Every movie should be as kinetic and romantic as Crouching Tiger, Hidden Dragon, and every tie-in book should be as smart and lovely to look at as Crouching Tiger, Hidden Dragon: A Portrait of the Ang Lee Film. It has sumptuous color photos of the otherworldly locations, from the Gobi desert to Anji's bamboo forest; an ace essay by Time's Richard Corliss, the best prose stylist among film critics; and it's studded with scads of factoids and reminiscences from the director, the stars, and--most helpfully--the film scholar David Bordwell.

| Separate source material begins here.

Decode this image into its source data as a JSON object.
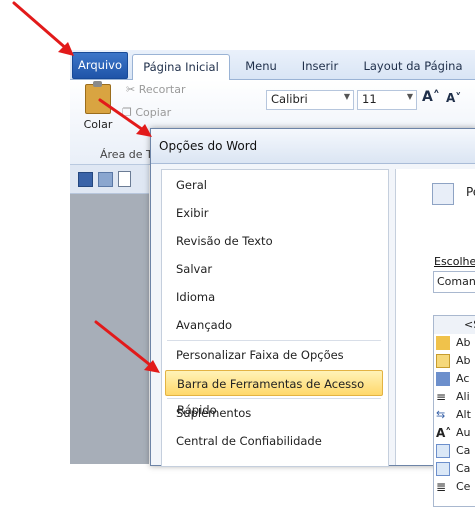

Bordwell explains what the heck the title means (dragons denote hot, rebellious youth, characterizing the lovers Jen and Lo, and the repressed passion smoldering within the older, thwarted lovers, Yu Shu Lien and Li Mu Bai), the film's place in Chinese cinema history (wuxia martial-arts films are a titanic tradition rooted in folk tales), and all manner of intriguing arcana briskly noted in a lively style. Lee tells how the film squares with his other works like Sense and Sensibility: "In a family drama, there is a verbal fight. Here, you kick butt." Though one does wish it were longer, this thoughtful, beautifully laid-out book moves the spirit--plus, it kicks butt. --Tim Appelo [via]